◆ Task statement ◆
Gather every line in the records below that contains the word "Ctrl".

Stored data entries:
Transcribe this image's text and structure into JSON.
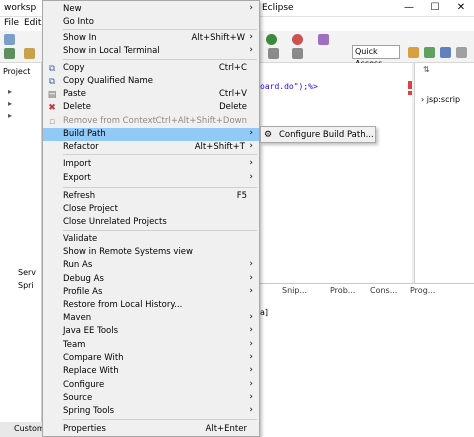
{
  "window": {
    "title_left": "worksp",
    "title_right": "Eclipse",
    "controls": [
      "—",
      "☐",
      "✕"
    ]
  },
  "menubar": {
    "file": "File",
    "edit": "Edit"
  },
  "toolbar": {
    "quick_access": "Quick Access"
  },
  "left_panel": {
    "tab": "Project",
    "items": [
      "Serv",
      "Spri"
    ],
    "status": "Custome"
  },
  "editor": {
    "code": "oard.do\");%>"
  },
  "right_panel": {
    "item": "jsp:scrip"
  },
  "bottom_panel": {
    "tabs": [
      "Snip...",
      "Prob...",
      "Cons...",
      "Prog..."
    ],
    "glyph": "a]"
  },
  "context_menu": {
    "items": [
      {
        "label": "New",
        "shortcut": "",
        "arrow": true
      },
      {
        "label": "Go Into",
        "shortcut": "",
        "arrow": false
      },
      {
        "label": "Show In",
        "shortcut": "Alt+Shift+W",
        "arrow": true
      },
      {
        "label": "Show in Local Terminal",
        "shortcut": "",
        "arrow": true
      },
      {
        "label": "Copy",
        "shortcut": "Ctrl+C",
        "arrow": false
      },
      {
        "label": "Copy Qualified Name",
        "shortcut": "",
        "arrow": false
      },
      {
        "label": "Paste",
        "shortcut": "Ctrl+V",
        "arrow": false
      },
      {
        "label": "Delete",
        "shortcut": "Delete",
        "arrow": false
      },
      {
        "label": "Remove from Context",
        "shortcut": "Ctrl+Alt+Shift+Down",
        "arrow": false
      },
      {
        "label": "Build Path",
        "shortcut": "",
        "arrow": true
      },
      {
        "label": "Refactor",
        "shortcut": "Alt+Shift+T",
        "arrow": true
      },
      {
        "label": "Import",
        "shortcut": "",
        "arrow": true
      },
      {
        "label": "Export",
        "shortcut": "",
        "arrow": true
      },
      {
        "label": "Refresh",
        "shortcut": "F5",
        "arrow": false
      },
      {
        "label": "Close Project",
        "shortcut": "",
        "arrow": false
      },
      {
        "label": "Close Unrelated Projects",
        "shortcut": "",
        "arrow": false
      },
      {
        "label": "Validate",
        "shortcut": "",
        "arrow": false
      },
      {
        "label": "Show in Remote Systems view",
        "shortcut": "",
        "arrow": false
      },
      {
        "label": "Run As",
        "shortcut": "",
        "arrow": true
      },
      {
        "label": "Debug As",
        "shortcut": "",
        "arrow": true
      },
      {
        "label": "Profile As",
        "shortcut": "",
        "arrow": true
      },
      {
        "label": "Restore from Local History...",
        "shortcut": "",
        "arrow": false
      },
      {
        "label": "Maven",
        "shortcut": "",
        "arrow": true
      },
      {
        "label": "Java EE Tools",
        "shortcut": "",
        "arrow": true
      },
      {
        "label": "Team",
        "shortcut": "",
        "arrow": true
      },
      {
        "label": "Compare With",
        "shortcut": "",
        "arrow": true
      },
      {
        "label": "Replace With",
        "shortcut": "",
        "arrow": true
      },
      {
        "label": "Configure",
        "shortcut": "",
        "arrow": true
      },
      {
        "label": "Source",
        "shortcut": "",
        "arrow": true
      },
      {
        "label": "Spring Tools",
        "shortcut": "",
        "arrow": true
      },
      {
        "label": "Properties",
        "shortcut": "Alt+Enter",
        "arrow": false
      }
    ],
    "arrow_glyph": "›"
  },
  "submenu": {
    "configure_build_path": "Configure Build Path..."
  }
}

◆ Answer to the exercise ◆
        "shortcut": "Ctrl+C",
        "shortcut": "Ctrl+V",
        "shortcut": "Ctrl+Alt+Shift+Down",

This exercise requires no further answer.